After suffering a narrow 5-4 loss against then second-ranked Bowdoin on Sunday, April 3, the women’s tennis team had high expectations heading into its match this week against defending Division III national champion and Little Three rival Williams. The Cardinals hoped to notch their first win against the Ephs in program history. While the Birds put forth a valiant effort, they were once again thwarted as the Ephs emerged victorious, with a 5-1 decision. With the loss, the Cards fall to 3-3 on the season and remain winless against NESCAC opponents.
“I think the team came out really fired up, especially since Williams is a rival,” said captain Maddie James ’16. “It’s always fun and exciting to play a top team in the nation, particularly when you feel like you can compete with them on every court, which we definitely did.”
The match started off following standard protocol with doubles action taking center stage. The dynamic duo of Eudice Chong ’18 and Aashli Budhiraja ’18 at number one doubles put the Cardinals on the board first after a 9-8 highly competitive win that was decided by a tiebreaker. The Cardinals, however, did not fare as well on courts two and three, which in part could be attributed to the fact that this was the first competitive action for these newly reconfigured pairings. Each duo has only been playing together for about a week.
At two doubles, Victoria Yu ’19 was joined by teammate Dasha Dubinsky ’18, while Helen Klass-Warch ’18 and Nicole McCann ’18 represented the Cards at three. While the change may not have proved successful on Saturday, these new pairings have the potential to cause a lot of problems for future opponents in the weeks ahead.
“I think Eudice and Aashli played a very clean match at 1,” said Head Coach Mike Fried. “We changed the pairings of our two and three doubles teams for the first time this year, and I think that is always a tough prospect without a lot of time to acclimate to playing together. We worked on it this week in practice, but I think doubles teams rely a lot on chemistry and that comes from spending quite a bit of time together on the court.
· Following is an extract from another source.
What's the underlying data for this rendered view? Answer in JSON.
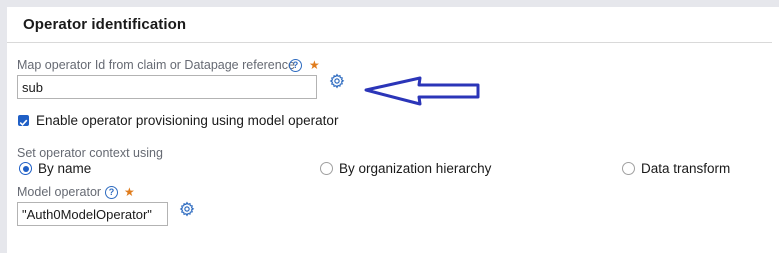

We just thought it might benefit us to move some things around, and I hope that as both those teams get a chance to spend some more time on the court together, that the spark we think is there is in fact there, but you know it is a tricky situation practicing for a week and then having your first go around against the defending national champs.”
Heading into singles, the Cardinals found themselves down 2-1. Despite their efforts, they were never able to draw even with the perennial powerhouse. The Ephs took the next three matches, and before the Cardinals knew it, the matches had been decided, 5-1. The straight-set wins came at first, fifth, and sixth singles for Williams. When play halted, second singles for Wesleyan was down 1-2 in the third set, third singles for the Cardinals was up 5-4, and fourth singles had just started, with the Ephs taking the opening and only game of the match.
“Williams has always been a top team; they have a lot of solid players and a really deep lineup, and I think they just have a culture of wining,” James stated. “But it’s exciting and cool to see how close we are with top teams like Williams. When I was a freshman, the matches against Williams were not close at all, so its really amazing to see how far the program has come since then. We are actually competing with top teams in the nation and I think our matches with teams like Williams will only continue to get closer.”
For the first time in her career at Wesleyan, Chong, the number one player, was unable to record a victory in singles for the Cardinals, twice falling 6-4. Despite the fact that the overall match score was 5-1 and the contest was not even fully played, the Cardinals never gave up hope of pulling off the upset. Over the past few years, the Cardinals have developed into a highly competitive program, hanging with the strongest teams in and out of the NESCAC. Rather than getting trampled, they can now assess their weaknesses and continuously improve as they steadily take that next step toward elite program status.
“I hope this lights a fire under us to realize that there’s work to be done and we can’t be complacent,” Fried said. “If we’re really going to walk the walk in terms of meaning what we say with our goal of winning a national championship, whenever that may come, I think that this was a good match to show that we’ve got a lot of work to do.”
These next several days will be a pivotal stretch of the season for the Cardinals, as they play three matches over the course of four days. Starting Saturday, April 16, the Cards look to right the ship and record their first conference win of the season when they travel to Clinton, New York to take on Hamilton, a team they have beaten ten consecutive times. Next, the team is back on the bus as the Cards make their way to Amherst to face the Purple and White. Upon returning to campus, the Cardinals will have a day off before they host Bates on Tuesday, April 19 at 3 p.m.
While every match is important and every win counts in the record books and conference standings, a win against Amherst, a team the Cardinals have beaten only once in 36 meetings, would surely rank among the greatest wins in the program’s history.
“A win against Amherst would be huge for us,” James said. “As part of the Little Three, Amherst and Williams are always two of the biggest and most exciting matches of our season, and I think this year could be our year to beat Amherst. I think a win against them would really prove that we are a team to be reckoned with and will solidify our place as a top team in the nation.”